:: Dataset excerpts ::

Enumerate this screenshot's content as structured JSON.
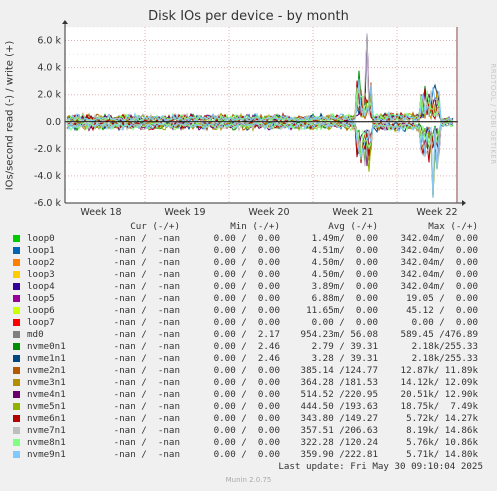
{
  "chart_data": {
    "type": "line",
    "title": "Disk IOs per device - by month",
    "ylabel": "IOs/second read (-) / write (+)",
    "ylim": [
      -6000,
      7000
    ],
    "y_ticks": [
      "6.0 k",
      "4.0 k",
      "2.0 k",
      "0.0",
      "-2.0 k",
      "-4.0 k",
      "-6.0 k"
    ],
    "y_tick_values": [
      6000,
      4000,
      2000,
      0,
      -2000,
      -4000,
      -6000
    ],
    "x_ticks": [
      "Week 18",
      "Week 19",
      "Week 20",
      "Week 21",
      "Week 22"
    ],
    "grid": true,
    "series": [
      {
        "name": "loop0",
        "color": "#00cc00"
      },
      {
        "name": "loop1",
        "color": "#0066b3"
      },
      {
        "name": "loop2",
        "color": "#ff8000"
      },
      {
        "name": "loop3",
        "color": "#ffcc00"
      },
      {
        "name": "loop4",
        "color": "#330099"
      },
      {
        "name": "loop5",
        "color": "#990099"
      },
      {
        "name": "loop6",
        "color": "#ccff00"
      },
      {
        "name": "loop7",
        "color": "#ff0000"
      },
      {
        "name": "md0",
        "color": "#808080"
      },
      {
        "name": "nvme0n1",
        "color": "#008f00"
      },
      {
        "name": "nvme1n1",
        "color": "#00487d"
      },
      {
        "name": "nvme2n1",
        "color": "#b35a00"
      },
      {
        "name": "nvme3n1",
        "color": "#b38f00"
      },
      {
        "name": "nvme4n1",
        "color": "#6b006b"
      },
      {
        "name": "nvme5n1",
        "color": "#8fb300"
      },
      {
        "name": "nvme6n1",
        "color": "#b30000"
      },
      {
        "name": "nvme7n1",
        "color": "#bebebe"
      },
      {
        "name": "nvme8n1",
        "color": "#80ff80"
      },
      {
        "name": "nvme9n1",
        "color": "#80c9ff"
      }
    ]
  },
  "legend": {
    "headers": {
      "cur": "Cur (-/+)",
      "min": "Min (-/+)",
      "avg": "Avg (-/+)",
      "max": "Max (-/+)"
    },
    "rows": [
      {
        "name": "loop0",
        "cur": "-nan /  -nan",
        "min": "0.00 /  0.00",
        "avg": "1.49m/  0.00",
        "max": "342.04m/  0.00"
      },
      {
        "name": "loop1",
        "cur": "-nan /  -nan",
        "min": "0.00 /  0.00",
        "avg": "4.51m/  0.00",
        "max": "342.04m/  0.00"
      },
      {
        "name": "loop2",
        "cur": "-nan /  -nan",
        "min": "0.00 /  0.00",
        "avg": "4.50m/  0.00",
        "max": "342.04m/  0.00"
      },
      {
        "name": "loop3",
        "cur": "-nan /  -nan",
        "min": "0.00 /  0.00",
        "avg": "4.50m/  0.00",
        "max": "342.04m/  0.00"
      },
      {
        "name": "loop4",
        "cur": "-nan /  -nan",
        "min": "0.00 /  0.00",
        "avg": "3.89m/  0.00",
        "max": "342.04m/  0.00"
      },
      {
        "name": "loop5",
        "cur": "-nan /  -nan",
        "min": "0.00 /  0.00",
        "avg": "6.88m/  0.00",
        "max": "19.05 /  0.00"
      },
      {
        "name": "loop6",
        "cur": "-nan /  -nan",
        "min": "0.00 /  0.00",
        "avg": "11.65m/  0.00",
        "max": "45.12 /  0.00"
      },
      {
        "name": "loop7",
        "cur": "-nan /  -nan",
        "min": "0.00 /  0.00",
        "avg": "0.00 /  0.00",
        "max": "0.00 /  0.00"
      },
      {
        "name": "md0",
        "cur": "-nan /  -nan",
        "min": "0.00 /  2.17",
        "avg": "954.23m/ 56.08",
        "max": "589.45 /476.89"
      },
      {
        "name": "nvme0n1",
        "cur": "-nan /  -nan",
        "min": "0.00 /  2.46",
        "avg": "2.79 / 39.31",
        "max": "2.18k/255.33"
      },
      {
        "name": "nvme1n1",
        "cur": "-nan /  -nan",
        "min": "0.00 /  2.46",
        "avg": "3.28 / 39.31",
        "max": "2.18k/255.33"
      },
      {
        "name": "nvme2n1",
        "cur": "-nan /  -nan",
        "min": "0.00 /  0.00",
        "avg": "385.14 /124.77",
        "max": "12.87k/ 11.89k"
      },
      {
        "name": "nvme3n1",
        "cur": "-nan /  -nan",
        "min": "0.00 /  0.00",
        "avg": "364.28 /181.53",
        "max": "14.12k/ 12.09k"
      },
      {
        "name": "nvme4n1",
        "cur": "-nan /  -nan",
        "min": "0.00 /  0.00",
        "avg": "514.52 /220.95",
        "max": "20.51k/ 12.90k"
      },
      {
        "name": "nvme5n1",
        "cur": "-nan /  -nan",
        "min": "0.00 /  0.00",
        "avg": "444.50 /193.63",
        "max": "18.75k/  7.49k"
      },
      {
        "name": "nvme6n1",
        "cur": "-nan /  -nan",
        "min": "0.00 /  0.00",
        "avg": "343.80 /149.27",
        "max": "5.72k/ 14.27k"
      },
      {
        "name": "nvme7n1",
        "cur": "-nan /  -nan",
        "min": "0.00 /  0.00",
        "avg": "357.51 /206.63",
        "max": "8.19k/ 14.86k"
      },
      {
        "name": "nvme8n1",
        "cur": "-nan /  -nan",
        "min": "0.00 /  0.00",
        "avg": "322.28 /120.24",
        "max": "5.76k/ 10.86k"
      },
      {
        "name": "nvme9n1",
        "cur": "-nan /  -nan",
        "min": "0.00 /  0.00",
        "avg": "359.90 /222.81",
        "max": "5.71k/ 14.80k"
      }
    ]
  },
  "watermark": "RRDTOOL / TOBI OETIKER",
  "last_update": "Last update: Fri May 30 09:10:04 2025",
  "generator": "Munin 2.0.75"
}
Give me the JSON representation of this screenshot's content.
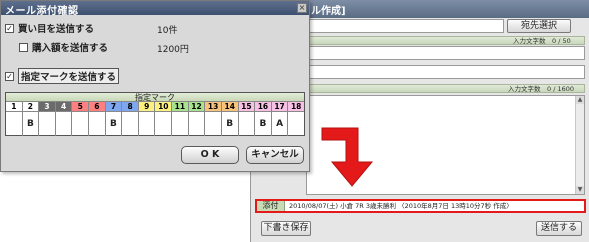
{
  "background_window": {
    "title_partial": "ル作成]",
    "address_button": "宛先選択",
    "subject_counter": "入力文字数　0 / 50",
    "body_counter": "入力文字数　0 / 1600",
    "attach_label": "添付",
    "attach_text": "2010/08/07(土) 小倉 7R 3歳未勝利 〈2010年8月7日 13時10分7秒 作成〉",
    "draft_button": "下書き保存",
    "send_button": "送信する",
    "highlight_color": "#e41a1a"
  },
  "dialog": {
    "title": "メール添付確認",
    "close_label": "×",
    "options": [
      {
        "label": "買い目を送信する",
        "checked": true,
        "count": "10件"
      },
      {
        "label": "購入額を送信する",
        "checked": false,
        "count": "1200円"
      },
      {
        "label": "指定マークを送信する",
        "checked": true
      }
    ],
    "marks_header": "指定マーク",
    "mark_numbers": [
      "1",
      "2",
      "3",
      "4",
      "5",
      "6",
      "7",
      "8",
      "9",
      "10",
      "11",
      "12",
      "13",
      "14",
      "15",
      "16",
      "17",
      "18"
    ],
    "mark_colors": [
      "#ffffff",
      "#ffffff",
      "#6b6b6b",
      "#6b6b6b",
      "#ff8080",
      "#ff8080",
      "#7fa7f0",
      "#7fa7f0",
      "#fbf080",
      "#fbf080",
      "#a7e28c",
      "#a7e28c",
      "#f8c27b",
      "#f8c27b",
      "#f6c1e4",
      "#f6c1e4",
      "#f6c1e4",
      "#f6c1e4"
    ],
    "mark_text_colors": [
      "#000000",
      "#000000",
      "#ffffff",
      "#ffffff",
      "#000000",
      "#000000",
      "#000000",
      "#000000",
      "#000000",
      "#000000",
      "#000000",
      "#000000",
      "#000000",
      "#000000",
      "#000000",
      "#000000",
      "#000000",
      "#000000"
    ],
    "mark_values": [
      "",
      "B",
      "",
      "",
      "",
      "",
      "B",
      "",
      "",
      "",
      "",
      "",
      "",
      "B",
      "",
      "B",
      "A",
      ""
    ],
    "ok_button": "O K",
    "cancel_button": "キャンセル"
  }
}
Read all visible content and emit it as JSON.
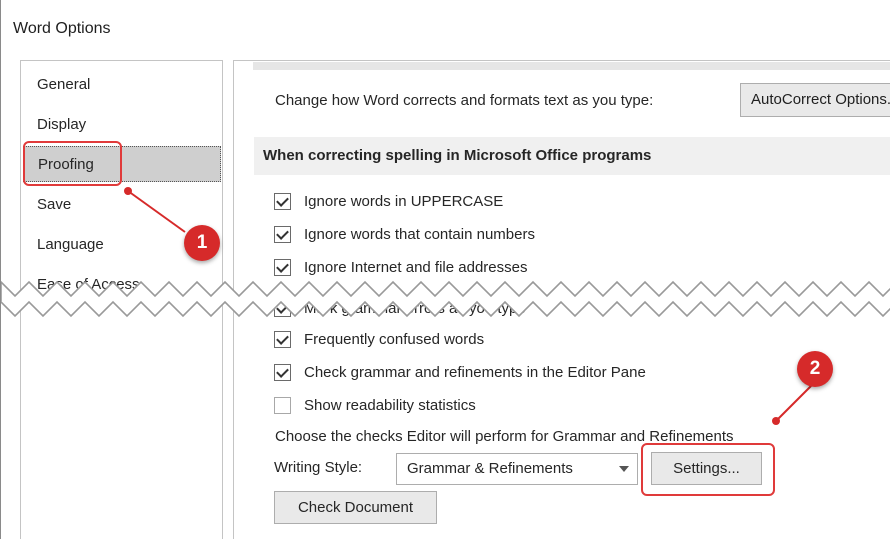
{
  "window": {
    "title": "Word Options"
  },
  "sidebar": {
    "items": [
      {
        "label": "General",
        "selected": false
      },
      {
        "label": "Display",
        "selected": false
      },
      {
        "label": "Proofing",
        "selected": true
      },
      {
        "label": "Save",
        "selected": false
      },
      {
        "label": "Language",
        "selected": false
      },
      {
        "label": "Ease of Access",
        "selected": false
      }
    ]
  },
  "autocorrect": {
    "description": "Change how Word corrects and formats text as you type:",
    "button_label": "AutoCorrect Options..."
  },
  "spelling_section": {
    "header": "When correcting spelling in Microsoft Office programs",
    "options": [
      {
        "label": "Ignore words in UPPERCASE",
        "checked": true
      },
      {
        "label": "Ignore words that contain numbers",
        "checked": true
      },
      {
        "label": "Ignore Internet and file addresses",
        "checked": true
      }
    ]
  },
  "grammar_section": {
    "options": [
      {
        "label": "Mark grammar errors as you type",
        "checked": true
      },
      {
        "label": "Frequently confused words",
        "checked": true
      },
      {
        "label": "Check grammar and refinements in the Editor Pane",
        "checked": true
      },
      {
        "label": "Show readability statistics",
        "checked": false
      }
    ],
    "editor_text": "Choose the checks Editor will perform for Grammar and Refinements",
    "writing_style_label": "Writing Style:",
    "writing_style_value": "Grammar & Refinements",
    "settings_button": "Settings...",
    "check_document_button": "Check Document"
  },
  "annotations": [
    {
      "number": "1"
    },
    {
      "number": "2"
    }
  ],
  "colors": {
    "callout": "#d62a2a",
    "selected_bg": "#cfcfcf",
    "section_bg": "#f0f0f0"
  }
}
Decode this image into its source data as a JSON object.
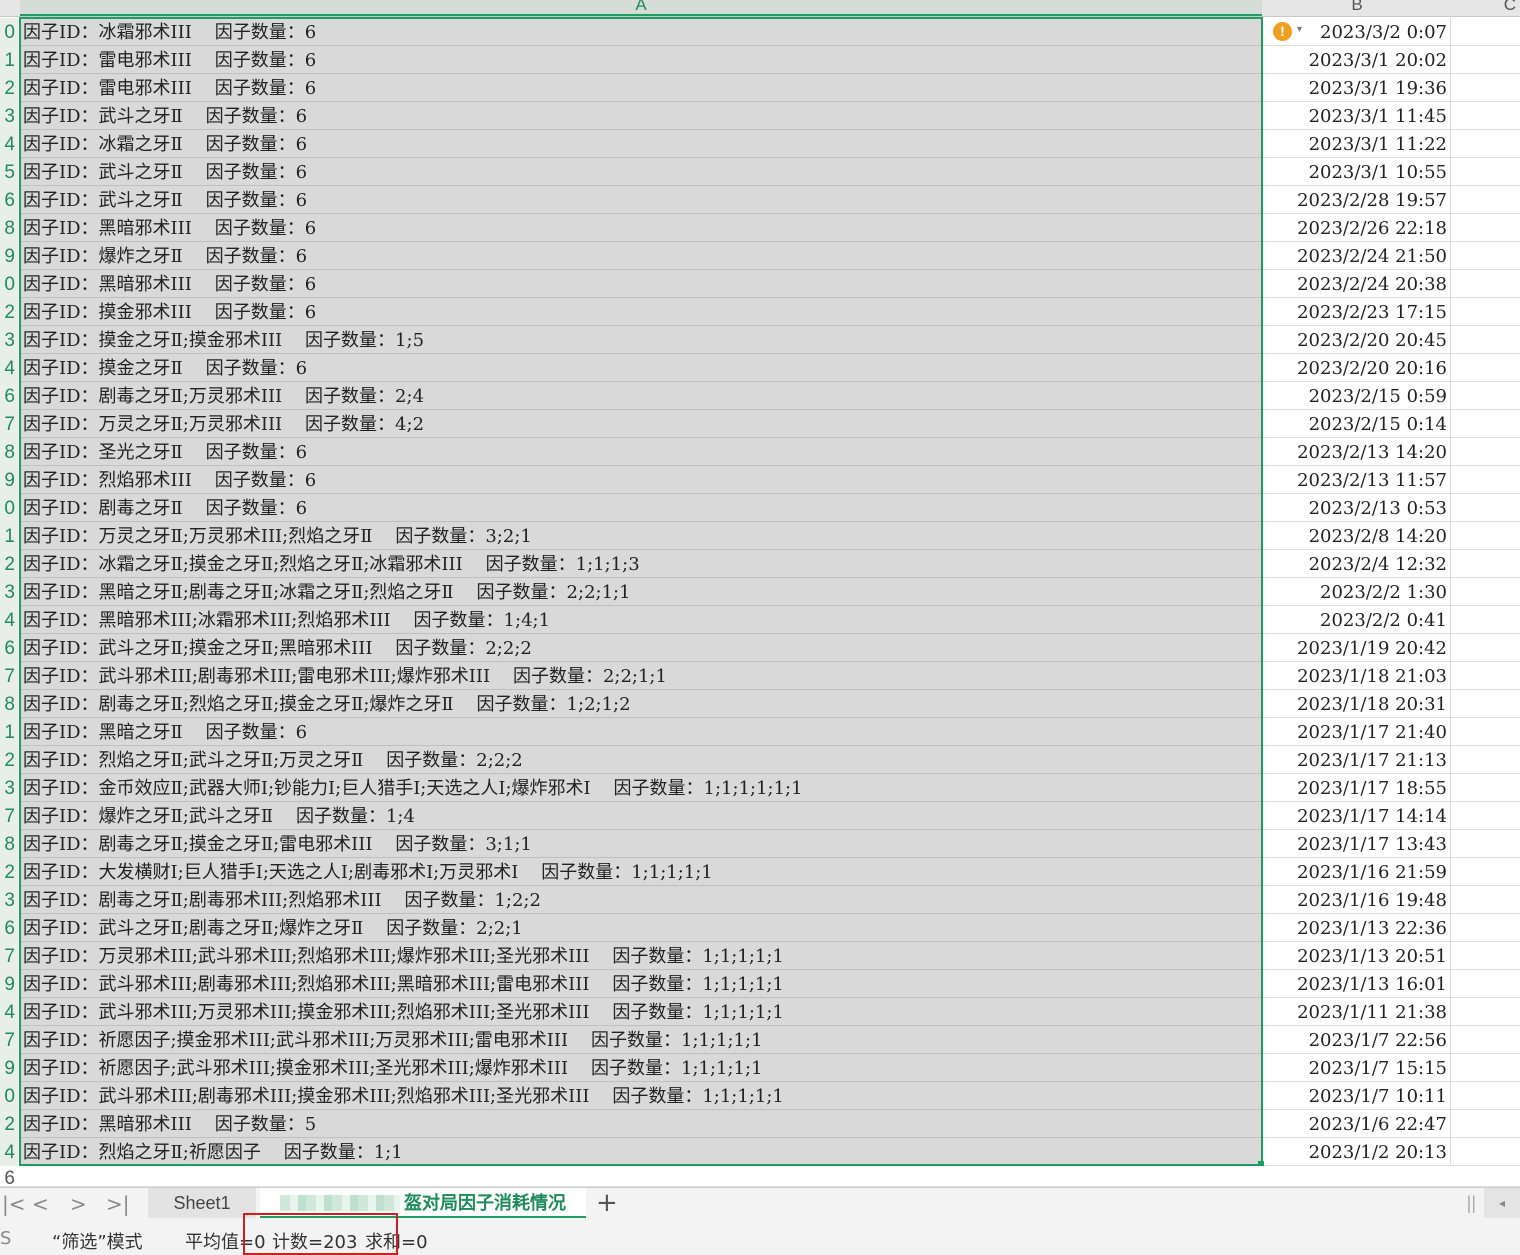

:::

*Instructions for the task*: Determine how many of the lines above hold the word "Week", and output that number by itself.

*Exercise result*: 5